Would you copy each line of the data below that has "manager"?

═════ Entries provided ═════

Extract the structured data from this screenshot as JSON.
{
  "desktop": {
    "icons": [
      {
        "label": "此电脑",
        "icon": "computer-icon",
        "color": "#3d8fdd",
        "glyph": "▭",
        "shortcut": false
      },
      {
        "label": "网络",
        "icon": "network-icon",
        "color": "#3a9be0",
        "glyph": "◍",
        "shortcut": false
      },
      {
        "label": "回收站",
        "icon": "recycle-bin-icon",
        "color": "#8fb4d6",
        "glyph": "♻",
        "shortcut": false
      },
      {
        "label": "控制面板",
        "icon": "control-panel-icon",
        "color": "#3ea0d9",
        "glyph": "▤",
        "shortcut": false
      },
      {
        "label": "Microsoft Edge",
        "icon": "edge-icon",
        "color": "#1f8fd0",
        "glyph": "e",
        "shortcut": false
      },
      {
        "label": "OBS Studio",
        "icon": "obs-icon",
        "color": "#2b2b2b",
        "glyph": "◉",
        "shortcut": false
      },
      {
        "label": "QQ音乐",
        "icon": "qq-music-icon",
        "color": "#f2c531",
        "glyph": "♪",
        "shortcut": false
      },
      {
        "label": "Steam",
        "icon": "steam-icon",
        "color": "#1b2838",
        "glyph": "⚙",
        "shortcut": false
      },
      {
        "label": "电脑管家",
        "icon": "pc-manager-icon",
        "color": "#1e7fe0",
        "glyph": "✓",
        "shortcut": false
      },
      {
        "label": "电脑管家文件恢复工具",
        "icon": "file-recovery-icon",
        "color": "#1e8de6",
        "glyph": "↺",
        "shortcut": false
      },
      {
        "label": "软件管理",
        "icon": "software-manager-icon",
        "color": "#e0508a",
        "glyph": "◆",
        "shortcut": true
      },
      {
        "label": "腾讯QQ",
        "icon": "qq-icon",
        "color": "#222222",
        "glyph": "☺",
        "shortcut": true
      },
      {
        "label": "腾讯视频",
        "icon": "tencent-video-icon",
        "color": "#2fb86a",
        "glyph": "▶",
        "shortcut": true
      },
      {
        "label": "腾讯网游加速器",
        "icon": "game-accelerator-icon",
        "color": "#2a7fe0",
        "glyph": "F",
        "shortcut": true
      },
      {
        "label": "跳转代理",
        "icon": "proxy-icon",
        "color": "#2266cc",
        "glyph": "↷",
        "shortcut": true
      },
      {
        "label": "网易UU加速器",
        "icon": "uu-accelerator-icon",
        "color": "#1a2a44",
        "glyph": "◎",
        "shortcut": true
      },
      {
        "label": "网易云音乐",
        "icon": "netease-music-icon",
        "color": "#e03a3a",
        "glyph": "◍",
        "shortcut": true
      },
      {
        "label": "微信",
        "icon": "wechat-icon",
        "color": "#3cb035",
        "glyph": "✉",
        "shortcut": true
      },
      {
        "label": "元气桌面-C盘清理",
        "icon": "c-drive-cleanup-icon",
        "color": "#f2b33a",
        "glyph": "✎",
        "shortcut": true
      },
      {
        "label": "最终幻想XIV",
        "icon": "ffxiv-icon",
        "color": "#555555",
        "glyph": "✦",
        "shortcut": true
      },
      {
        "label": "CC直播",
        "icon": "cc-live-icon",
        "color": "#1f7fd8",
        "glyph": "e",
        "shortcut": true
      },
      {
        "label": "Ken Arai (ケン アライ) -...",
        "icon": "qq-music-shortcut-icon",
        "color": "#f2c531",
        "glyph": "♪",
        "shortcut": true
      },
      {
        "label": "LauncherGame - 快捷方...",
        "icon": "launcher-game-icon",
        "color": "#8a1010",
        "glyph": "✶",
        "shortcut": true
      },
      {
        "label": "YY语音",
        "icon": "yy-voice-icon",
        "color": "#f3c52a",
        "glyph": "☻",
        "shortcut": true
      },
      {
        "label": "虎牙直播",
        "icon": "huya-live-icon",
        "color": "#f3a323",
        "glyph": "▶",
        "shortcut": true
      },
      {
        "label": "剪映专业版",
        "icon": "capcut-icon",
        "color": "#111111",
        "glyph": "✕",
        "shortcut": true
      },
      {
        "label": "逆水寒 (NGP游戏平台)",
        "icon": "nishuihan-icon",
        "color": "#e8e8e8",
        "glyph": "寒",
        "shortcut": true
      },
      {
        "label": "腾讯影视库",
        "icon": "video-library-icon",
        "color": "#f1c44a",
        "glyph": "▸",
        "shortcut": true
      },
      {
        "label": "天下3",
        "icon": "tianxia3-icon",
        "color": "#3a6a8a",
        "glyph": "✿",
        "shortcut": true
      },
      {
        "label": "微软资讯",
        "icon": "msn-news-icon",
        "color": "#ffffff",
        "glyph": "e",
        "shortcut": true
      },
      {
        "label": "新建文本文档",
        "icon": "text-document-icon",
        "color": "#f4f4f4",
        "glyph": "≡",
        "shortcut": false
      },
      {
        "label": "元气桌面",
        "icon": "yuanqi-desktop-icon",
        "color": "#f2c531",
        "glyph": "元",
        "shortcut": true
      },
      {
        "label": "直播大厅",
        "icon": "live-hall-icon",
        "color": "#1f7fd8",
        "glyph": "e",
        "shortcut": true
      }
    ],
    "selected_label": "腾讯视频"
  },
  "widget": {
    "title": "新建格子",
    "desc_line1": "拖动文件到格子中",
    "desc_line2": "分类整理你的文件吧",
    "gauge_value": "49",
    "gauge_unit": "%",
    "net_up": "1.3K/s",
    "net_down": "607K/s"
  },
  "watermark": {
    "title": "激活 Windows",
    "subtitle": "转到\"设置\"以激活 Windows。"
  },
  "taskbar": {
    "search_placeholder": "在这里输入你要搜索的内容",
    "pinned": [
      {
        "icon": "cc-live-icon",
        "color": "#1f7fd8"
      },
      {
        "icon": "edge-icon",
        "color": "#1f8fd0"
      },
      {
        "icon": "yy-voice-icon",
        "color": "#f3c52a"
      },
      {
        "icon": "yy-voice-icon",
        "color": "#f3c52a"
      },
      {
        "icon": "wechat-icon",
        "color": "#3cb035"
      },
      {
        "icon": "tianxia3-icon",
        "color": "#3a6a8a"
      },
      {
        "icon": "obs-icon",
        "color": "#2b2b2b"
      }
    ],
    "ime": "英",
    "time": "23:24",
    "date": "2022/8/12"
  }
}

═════

● **Answer to this task**:
        "icon": "pc-manager-icon",
        "icon": "software-manager-icon",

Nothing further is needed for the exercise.